§ TASK REQUIREMENTS
Output all entries verbatim. Skip pictures.

§ AVAILABLE RECORDS

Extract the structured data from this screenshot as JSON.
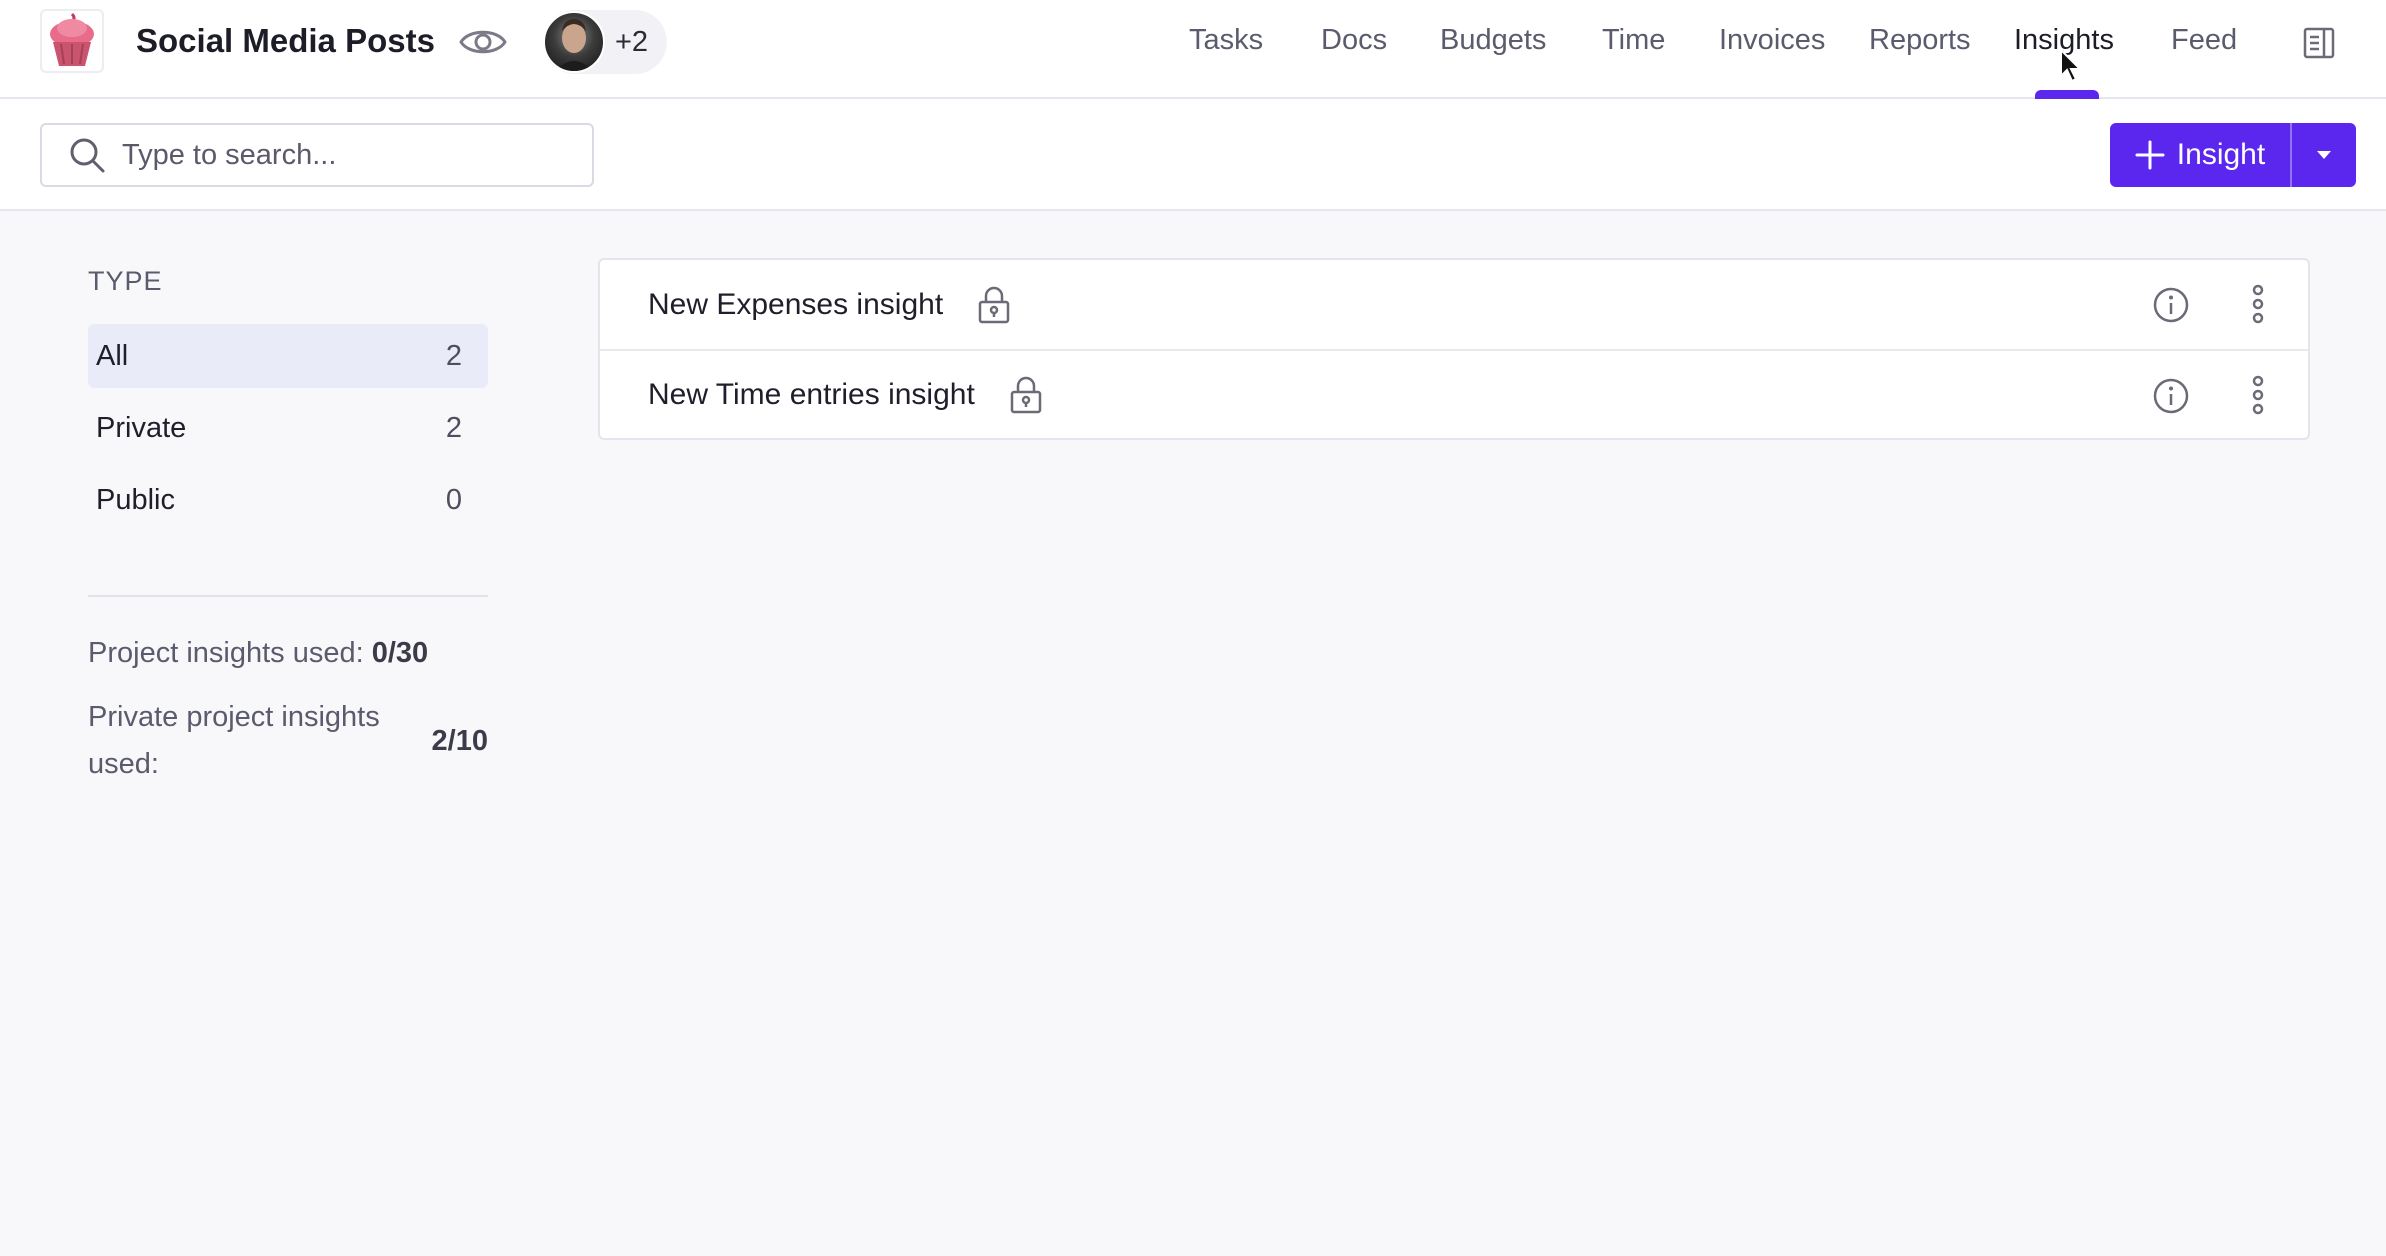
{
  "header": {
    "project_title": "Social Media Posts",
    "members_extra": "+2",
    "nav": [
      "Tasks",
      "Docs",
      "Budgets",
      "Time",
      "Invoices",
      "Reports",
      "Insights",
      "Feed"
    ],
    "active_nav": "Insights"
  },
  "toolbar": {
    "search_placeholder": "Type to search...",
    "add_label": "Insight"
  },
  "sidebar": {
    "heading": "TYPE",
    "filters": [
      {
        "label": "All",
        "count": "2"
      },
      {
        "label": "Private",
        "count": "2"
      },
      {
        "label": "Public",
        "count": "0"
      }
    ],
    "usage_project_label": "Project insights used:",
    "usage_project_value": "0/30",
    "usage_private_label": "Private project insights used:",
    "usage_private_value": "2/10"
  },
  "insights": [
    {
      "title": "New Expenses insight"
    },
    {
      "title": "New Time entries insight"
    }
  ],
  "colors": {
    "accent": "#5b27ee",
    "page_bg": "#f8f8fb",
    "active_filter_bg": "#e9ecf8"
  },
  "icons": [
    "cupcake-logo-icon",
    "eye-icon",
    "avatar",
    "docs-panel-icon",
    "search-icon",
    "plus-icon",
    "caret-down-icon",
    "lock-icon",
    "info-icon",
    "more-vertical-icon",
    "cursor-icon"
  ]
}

§ SOLUTION BELOW
Extract the structured data from this screenshot as JSON.
{
  "header": {
    "project_title": "Social Media Posts",
    "members_extra": "+2",
    "nav": [
      "Tasks",
      "Docs",
      "Budgets",
      "Time",
      "Invoices",
      "Reports",
      "Insights",
      "Feed"
    ],
    "active_nav": "Insights"
  },
  "toolbar": {
    "search_placeholder": "Type to search...",
    "add_label": "Insight"
  },
  "sidebar": {
    "heading": "TYPE",
    "filters": [
      {
        "label": "All",
        "count": "2"
      },
      {
        "label": "Private",
        "count": "2"
      },
      {
        "label": "Public",
        "count": "0"
      }
    ],
    "usage_project_label": "Project insights used:",
    "usage_project_value": "0/30",
    "usage_private_label": "Private project insights used:",
    "usage_private_value": "2/10"
  },
  "insights": [
    {
      "title": "New Expenses insight"
    },
    {
      "title": "New Time entries insight"
    }
  ],
  "colors": {
    "accent": "#5b27ee",
    "page_bg": "#f8f8fb",
    "active_filter_bg": "#e9ecf8"
  },
  "icons": [
    "cupcake-logo-icon",
    "eye-icon",
    "avatar",
    "docs-panel-icon",
    "search-icon",
    "plus-icon",
    "caret-down-icon",
    "lock-icon",
    "info-icon",
    "more-vertical-icon",
    "cursor-icon"
  ]
}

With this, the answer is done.